[PROBLEM TO SOLVE]
Return exactly the span of lines that opens with the line containing "Convert this screenshot" and closes with the last line of the data, inclusive.

[RECORDED INFORMATION]
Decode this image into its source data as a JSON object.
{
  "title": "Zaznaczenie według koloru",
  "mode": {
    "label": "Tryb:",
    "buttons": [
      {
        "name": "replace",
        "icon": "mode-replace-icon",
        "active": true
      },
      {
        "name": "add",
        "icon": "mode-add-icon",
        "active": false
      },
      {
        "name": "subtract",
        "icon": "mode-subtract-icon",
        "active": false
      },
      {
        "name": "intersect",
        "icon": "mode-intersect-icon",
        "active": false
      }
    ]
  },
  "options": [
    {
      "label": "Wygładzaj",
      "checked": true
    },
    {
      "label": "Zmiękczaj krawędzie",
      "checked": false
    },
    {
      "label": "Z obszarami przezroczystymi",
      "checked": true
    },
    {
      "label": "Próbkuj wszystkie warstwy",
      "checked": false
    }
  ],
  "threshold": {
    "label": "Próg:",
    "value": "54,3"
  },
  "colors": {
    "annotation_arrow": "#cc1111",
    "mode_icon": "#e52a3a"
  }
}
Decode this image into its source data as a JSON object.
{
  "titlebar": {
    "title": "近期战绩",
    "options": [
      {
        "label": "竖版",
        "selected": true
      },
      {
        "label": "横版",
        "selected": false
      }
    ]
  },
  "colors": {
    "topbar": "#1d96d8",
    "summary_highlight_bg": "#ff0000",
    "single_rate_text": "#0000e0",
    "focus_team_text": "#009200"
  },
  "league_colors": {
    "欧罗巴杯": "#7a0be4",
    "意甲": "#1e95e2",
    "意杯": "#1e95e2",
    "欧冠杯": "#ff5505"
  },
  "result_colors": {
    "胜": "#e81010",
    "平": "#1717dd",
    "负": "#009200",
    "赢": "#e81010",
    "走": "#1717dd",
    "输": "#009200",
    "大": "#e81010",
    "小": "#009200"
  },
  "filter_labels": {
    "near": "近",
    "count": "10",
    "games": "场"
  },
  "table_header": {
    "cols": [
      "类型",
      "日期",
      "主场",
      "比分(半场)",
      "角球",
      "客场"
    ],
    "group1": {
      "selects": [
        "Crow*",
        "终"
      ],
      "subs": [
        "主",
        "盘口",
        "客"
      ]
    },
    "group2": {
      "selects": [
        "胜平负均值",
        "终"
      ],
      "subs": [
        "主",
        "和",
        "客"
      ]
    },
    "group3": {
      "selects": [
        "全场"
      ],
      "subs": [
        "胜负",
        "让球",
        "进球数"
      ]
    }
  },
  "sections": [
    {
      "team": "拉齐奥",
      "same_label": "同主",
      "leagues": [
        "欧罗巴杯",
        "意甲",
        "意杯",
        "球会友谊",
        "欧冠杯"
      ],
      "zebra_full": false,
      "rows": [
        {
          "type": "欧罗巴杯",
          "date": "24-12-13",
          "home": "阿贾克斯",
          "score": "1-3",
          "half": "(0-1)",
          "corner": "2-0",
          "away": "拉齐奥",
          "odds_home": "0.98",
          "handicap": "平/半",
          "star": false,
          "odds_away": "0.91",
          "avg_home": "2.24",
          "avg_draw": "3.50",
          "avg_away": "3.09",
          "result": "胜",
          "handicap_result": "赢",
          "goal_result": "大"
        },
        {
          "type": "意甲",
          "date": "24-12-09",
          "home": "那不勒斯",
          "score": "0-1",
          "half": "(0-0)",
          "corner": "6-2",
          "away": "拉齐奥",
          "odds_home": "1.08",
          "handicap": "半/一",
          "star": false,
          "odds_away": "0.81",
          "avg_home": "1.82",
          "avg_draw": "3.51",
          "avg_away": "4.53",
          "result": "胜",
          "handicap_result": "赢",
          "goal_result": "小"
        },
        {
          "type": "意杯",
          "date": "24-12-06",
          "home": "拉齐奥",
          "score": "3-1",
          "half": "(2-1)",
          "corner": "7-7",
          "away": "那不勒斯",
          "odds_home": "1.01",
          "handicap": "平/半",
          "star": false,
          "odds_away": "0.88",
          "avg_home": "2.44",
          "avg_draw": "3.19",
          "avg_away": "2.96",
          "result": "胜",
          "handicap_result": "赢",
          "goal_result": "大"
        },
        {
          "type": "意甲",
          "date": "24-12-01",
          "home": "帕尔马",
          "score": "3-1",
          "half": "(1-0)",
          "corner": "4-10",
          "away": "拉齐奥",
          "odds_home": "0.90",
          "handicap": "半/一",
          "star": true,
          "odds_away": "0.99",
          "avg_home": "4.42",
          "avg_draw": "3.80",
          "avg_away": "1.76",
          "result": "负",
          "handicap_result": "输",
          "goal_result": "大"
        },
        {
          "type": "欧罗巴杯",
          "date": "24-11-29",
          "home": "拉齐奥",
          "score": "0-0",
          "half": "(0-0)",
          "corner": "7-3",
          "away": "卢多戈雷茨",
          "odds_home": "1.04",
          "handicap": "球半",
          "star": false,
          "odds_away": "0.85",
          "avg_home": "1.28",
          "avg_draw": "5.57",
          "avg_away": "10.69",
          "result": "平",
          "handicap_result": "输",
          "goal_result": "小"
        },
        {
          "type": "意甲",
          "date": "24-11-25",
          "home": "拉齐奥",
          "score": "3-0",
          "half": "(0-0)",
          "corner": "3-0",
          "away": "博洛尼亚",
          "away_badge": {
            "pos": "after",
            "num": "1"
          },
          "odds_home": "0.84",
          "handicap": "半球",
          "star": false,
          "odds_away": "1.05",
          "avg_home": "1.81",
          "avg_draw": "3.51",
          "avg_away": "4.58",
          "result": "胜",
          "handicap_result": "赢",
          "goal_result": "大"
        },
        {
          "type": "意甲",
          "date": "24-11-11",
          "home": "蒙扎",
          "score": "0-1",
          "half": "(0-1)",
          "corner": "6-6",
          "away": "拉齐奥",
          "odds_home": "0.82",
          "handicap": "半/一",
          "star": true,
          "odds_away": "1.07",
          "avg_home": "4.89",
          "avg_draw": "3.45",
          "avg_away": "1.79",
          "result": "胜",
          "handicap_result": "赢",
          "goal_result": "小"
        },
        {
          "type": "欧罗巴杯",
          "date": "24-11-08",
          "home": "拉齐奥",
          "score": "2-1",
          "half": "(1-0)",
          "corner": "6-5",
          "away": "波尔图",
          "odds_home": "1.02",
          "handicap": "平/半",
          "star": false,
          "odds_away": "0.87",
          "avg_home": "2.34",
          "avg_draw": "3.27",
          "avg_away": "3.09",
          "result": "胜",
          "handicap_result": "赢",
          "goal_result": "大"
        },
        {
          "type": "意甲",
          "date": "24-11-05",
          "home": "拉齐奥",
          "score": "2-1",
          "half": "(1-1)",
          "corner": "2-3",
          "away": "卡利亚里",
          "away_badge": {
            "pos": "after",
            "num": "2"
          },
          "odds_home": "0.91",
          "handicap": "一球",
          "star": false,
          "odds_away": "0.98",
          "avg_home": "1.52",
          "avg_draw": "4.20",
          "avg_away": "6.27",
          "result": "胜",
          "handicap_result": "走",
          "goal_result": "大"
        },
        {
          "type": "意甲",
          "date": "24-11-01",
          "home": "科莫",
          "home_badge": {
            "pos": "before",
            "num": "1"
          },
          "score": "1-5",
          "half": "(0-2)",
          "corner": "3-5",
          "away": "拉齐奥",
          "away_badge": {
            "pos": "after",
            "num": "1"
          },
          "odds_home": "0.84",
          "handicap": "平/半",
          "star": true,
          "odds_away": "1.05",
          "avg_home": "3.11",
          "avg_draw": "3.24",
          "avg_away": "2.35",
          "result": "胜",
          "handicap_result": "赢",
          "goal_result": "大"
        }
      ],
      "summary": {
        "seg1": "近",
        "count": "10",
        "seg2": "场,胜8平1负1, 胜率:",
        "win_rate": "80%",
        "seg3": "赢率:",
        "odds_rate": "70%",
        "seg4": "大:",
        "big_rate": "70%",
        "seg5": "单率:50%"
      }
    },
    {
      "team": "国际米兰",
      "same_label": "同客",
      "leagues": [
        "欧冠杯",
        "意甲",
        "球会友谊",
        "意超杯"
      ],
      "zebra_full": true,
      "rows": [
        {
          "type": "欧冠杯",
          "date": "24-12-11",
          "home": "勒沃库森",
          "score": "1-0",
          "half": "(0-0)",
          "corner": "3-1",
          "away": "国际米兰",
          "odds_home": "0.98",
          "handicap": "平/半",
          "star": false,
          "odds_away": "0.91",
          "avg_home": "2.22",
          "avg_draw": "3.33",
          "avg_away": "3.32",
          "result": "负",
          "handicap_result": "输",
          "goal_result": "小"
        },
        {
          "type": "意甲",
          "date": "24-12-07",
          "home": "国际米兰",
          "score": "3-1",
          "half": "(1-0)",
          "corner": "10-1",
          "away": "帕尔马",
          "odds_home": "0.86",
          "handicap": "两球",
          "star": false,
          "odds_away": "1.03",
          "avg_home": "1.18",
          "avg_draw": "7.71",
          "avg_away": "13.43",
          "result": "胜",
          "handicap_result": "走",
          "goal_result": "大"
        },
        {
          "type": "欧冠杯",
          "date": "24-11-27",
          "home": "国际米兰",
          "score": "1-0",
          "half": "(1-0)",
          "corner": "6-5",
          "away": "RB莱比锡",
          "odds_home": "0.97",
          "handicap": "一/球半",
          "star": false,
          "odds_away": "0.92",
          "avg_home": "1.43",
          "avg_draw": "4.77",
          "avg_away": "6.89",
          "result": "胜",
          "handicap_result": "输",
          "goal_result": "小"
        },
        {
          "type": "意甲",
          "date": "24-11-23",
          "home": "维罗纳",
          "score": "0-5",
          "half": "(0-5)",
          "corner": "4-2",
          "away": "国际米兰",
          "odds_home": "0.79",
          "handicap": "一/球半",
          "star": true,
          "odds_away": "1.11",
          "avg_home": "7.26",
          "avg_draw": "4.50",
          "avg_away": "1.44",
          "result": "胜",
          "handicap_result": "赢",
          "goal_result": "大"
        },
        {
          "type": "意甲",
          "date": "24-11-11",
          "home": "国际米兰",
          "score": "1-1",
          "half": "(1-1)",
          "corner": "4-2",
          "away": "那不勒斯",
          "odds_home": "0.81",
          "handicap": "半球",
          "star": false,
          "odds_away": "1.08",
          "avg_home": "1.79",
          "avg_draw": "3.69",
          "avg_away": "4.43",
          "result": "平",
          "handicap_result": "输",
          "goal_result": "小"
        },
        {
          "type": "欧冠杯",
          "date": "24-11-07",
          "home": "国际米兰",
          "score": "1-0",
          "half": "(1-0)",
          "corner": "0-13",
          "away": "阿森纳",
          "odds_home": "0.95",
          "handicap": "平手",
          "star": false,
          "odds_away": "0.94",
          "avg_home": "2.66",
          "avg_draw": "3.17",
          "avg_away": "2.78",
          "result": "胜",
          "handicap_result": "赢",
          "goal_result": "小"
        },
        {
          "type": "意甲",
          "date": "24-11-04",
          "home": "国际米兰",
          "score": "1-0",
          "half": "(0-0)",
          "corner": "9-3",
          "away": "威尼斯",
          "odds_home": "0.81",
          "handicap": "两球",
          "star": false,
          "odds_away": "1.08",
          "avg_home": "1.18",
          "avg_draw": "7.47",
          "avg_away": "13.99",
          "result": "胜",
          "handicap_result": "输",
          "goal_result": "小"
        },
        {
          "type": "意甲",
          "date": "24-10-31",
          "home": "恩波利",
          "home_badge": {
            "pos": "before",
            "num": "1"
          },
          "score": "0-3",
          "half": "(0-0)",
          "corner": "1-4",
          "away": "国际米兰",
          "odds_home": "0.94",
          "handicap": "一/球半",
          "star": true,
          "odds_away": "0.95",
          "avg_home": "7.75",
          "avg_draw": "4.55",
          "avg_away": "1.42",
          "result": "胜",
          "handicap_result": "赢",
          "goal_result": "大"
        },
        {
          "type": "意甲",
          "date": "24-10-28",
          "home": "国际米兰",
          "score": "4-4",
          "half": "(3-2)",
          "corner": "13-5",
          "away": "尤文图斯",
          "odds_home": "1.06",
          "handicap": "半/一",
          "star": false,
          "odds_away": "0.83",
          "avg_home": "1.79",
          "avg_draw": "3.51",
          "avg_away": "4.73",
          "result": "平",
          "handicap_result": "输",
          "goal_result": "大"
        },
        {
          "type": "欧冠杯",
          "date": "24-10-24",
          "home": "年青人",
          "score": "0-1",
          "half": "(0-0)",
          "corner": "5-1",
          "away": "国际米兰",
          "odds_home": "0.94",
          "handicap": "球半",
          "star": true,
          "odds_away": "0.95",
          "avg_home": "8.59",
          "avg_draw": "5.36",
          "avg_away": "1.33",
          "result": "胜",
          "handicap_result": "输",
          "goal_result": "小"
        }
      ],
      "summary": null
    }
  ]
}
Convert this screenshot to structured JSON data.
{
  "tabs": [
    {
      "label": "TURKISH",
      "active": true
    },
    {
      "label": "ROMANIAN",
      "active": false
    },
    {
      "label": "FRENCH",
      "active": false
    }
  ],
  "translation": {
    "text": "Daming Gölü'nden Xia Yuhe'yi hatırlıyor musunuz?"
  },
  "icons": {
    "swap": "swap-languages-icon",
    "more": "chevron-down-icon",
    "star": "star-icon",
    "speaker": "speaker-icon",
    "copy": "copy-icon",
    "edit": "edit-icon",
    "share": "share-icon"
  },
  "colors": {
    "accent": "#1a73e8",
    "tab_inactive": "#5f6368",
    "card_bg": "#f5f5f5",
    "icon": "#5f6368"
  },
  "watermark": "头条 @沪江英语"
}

[ANSWER SECTION]
Convert this screenshot to structured JSON data.
{
  "tabs": [
    {
      "label": "TURKISH",
      "active": true
    },
    {
      "label": "ROMANIAN",
      "active": false
    },
    {
      "label": "FRENCH",
      "active": false
    }
  ],
  "translation": {
    "text": "Daming Gölü'nden Xia Yuhe'yi hatırlıyor musunuz?"
  },
  "icons": {
    "swap": "swap-languages-icon",
    "more": "chevron-down-icon",
    "star": "star-icon",
    "speaker": "speaker-icon",
    "copy": "copy-icon",
    "edit": "edit-icon",
    "share": "share-icon"
  },
  "colors": {
    "accent": "#1a73e8",
    "tab_inactive": "#5f6368",
    "card_bg": "#f5f5f5",
    "icon": "#5f6368"
  },
  "watermark": "头条 @沪江英语"
}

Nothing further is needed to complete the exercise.